▶ [Your instructions]:
From the data that follows, copy every line with the string "authority".

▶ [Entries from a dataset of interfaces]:
● ● ● ● ● ● ●
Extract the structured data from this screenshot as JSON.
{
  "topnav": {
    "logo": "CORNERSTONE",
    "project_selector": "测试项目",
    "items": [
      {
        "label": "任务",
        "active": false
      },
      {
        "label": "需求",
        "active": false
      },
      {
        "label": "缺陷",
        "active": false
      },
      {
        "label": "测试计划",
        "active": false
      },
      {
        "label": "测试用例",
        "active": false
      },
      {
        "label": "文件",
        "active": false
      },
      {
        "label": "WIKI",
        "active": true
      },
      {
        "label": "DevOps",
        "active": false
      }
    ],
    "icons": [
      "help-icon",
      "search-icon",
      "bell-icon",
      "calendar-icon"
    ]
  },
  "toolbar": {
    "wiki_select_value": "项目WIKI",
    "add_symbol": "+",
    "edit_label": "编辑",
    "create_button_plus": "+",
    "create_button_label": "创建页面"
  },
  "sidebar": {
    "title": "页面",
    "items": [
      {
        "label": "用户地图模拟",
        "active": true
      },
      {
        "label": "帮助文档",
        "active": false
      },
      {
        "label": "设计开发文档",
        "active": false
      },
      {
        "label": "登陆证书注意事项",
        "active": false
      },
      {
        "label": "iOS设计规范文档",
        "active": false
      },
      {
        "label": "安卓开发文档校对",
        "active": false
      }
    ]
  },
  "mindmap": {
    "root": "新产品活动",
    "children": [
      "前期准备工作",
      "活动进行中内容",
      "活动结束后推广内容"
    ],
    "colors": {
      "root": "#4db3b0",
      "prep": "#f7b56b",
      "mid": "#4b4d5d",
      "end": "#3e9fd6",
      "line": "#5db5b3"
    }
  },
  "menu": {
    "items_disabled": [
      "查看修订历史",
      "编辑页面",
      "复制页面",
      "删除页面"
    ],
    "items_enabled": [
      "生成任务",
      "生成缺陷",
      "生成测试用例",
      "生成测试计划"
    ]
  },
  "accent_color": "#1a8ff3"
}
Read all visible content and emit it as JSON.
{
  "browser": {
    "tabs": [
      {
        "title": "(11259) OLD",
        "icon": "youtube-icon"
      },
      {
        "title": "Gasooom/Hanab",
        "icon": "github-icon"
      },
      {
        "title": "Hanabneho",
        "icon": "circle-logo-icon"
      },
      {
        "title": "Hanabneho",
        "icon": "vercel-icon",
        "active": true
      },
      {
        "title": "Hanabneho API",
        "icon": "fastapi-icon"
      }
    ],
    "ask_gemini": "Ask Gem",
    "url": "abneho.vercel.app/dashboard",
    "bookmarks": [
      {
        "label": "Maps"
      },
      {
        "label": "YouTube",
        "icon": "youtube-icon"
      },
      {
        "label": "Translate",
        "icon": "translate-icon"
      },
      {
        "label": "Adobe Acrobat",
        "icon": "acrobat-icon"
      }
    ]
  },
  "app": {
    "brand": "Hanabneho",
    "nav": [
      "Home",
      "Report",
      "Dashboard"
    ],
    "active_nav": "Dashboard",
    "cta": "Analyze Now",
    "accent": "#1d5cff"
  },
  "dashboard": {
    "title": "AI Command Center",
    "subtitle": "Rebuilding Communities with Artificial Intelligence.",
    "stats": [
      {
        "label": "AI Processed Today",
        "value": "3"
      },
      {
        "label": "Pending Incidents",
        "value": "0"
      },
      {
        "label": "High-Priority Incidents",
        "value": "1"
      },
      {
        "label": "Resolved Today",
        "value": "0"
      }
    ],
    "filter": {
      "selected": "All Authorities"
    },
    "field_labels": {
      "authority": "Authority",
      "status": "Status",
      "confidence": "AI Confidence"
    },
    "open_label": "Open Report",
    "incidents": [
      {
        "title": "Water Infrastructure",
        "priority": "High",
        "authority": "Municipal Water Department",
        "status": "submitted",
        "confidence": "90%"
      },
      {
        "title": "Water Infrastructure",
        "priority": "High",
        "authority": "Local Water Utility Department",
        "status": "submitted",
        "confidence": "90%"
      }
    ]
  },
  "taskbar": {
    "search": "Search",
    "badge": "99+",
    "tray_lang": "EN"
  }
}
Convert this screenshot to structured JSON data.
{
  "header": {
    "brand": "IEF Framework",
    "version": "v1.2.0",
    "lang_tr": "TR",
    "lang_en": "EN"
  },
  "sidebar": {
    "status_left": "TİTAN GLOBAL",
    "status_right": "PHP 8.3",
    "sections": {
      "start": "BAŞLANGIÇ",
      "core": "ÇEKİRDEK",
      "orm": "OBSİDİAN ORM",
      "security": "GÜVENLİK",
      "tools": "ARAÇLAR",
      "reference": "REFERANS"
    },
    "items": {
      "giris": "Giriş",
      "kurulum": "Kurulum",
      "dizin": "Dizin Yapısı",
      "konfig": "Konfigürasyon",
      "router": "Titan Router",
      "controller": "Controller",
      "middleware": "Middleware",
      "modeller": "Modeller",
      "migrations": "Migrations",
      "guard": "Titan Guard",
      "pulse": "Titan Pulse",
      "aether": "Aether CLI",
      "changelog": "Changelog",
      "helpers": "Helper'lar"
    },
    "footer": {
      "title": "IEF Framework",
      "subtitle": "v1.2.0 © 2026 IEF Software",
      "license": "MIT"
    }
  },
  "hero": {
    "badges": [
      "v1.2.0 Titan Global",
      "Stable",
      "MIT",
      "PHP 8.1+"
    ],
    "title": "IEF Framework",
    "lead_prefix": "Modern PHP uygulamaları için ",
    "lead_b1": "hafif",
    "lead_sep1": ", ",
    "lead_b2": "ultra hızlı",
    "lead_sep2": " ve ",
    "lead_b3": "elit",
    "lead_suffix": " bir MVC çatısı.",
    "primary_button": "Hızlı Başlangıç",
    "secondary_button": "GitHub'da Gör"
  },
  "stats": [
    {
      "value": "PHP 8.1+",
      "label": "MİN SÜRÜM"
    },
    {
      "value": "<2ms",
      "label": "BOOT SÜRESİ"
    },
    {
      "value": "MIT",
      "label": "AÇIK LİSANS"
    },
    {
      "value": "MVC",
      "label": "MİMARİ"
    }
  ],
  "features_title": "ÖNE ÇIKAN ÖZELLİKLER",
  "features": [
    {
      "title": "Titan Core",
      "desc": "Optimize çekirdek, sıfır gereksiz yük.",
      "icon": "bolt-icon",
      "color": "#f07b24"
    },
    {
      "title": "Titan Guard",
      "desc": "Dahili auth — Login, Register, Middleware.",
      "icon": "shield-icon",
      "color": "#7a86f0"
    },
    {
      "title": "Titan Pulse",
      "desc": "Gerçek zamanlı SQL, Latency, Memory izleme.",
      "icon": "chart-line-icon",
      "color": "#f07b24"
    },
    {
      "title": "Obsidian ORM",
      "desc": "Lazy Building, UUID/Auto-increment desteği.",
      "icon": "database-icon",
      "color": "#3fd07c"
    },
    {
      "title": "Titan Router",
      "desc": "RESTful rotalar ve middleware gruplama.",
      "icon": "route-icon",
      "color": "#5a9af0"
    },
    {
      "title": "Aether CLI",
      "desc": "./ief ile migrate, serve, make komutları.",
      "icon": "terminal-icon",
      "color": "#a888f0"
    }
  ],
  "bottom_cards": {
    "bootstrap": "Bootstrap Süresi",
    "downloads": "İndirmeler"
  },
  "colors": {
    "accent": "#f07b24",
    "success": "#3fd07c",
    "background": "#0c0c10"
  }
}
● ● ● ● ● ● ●
▶ [Written reply]:
      "authority": "Authority",
        "authority": "Municipal Water Department",
        "authority": "Local Water Utility Department",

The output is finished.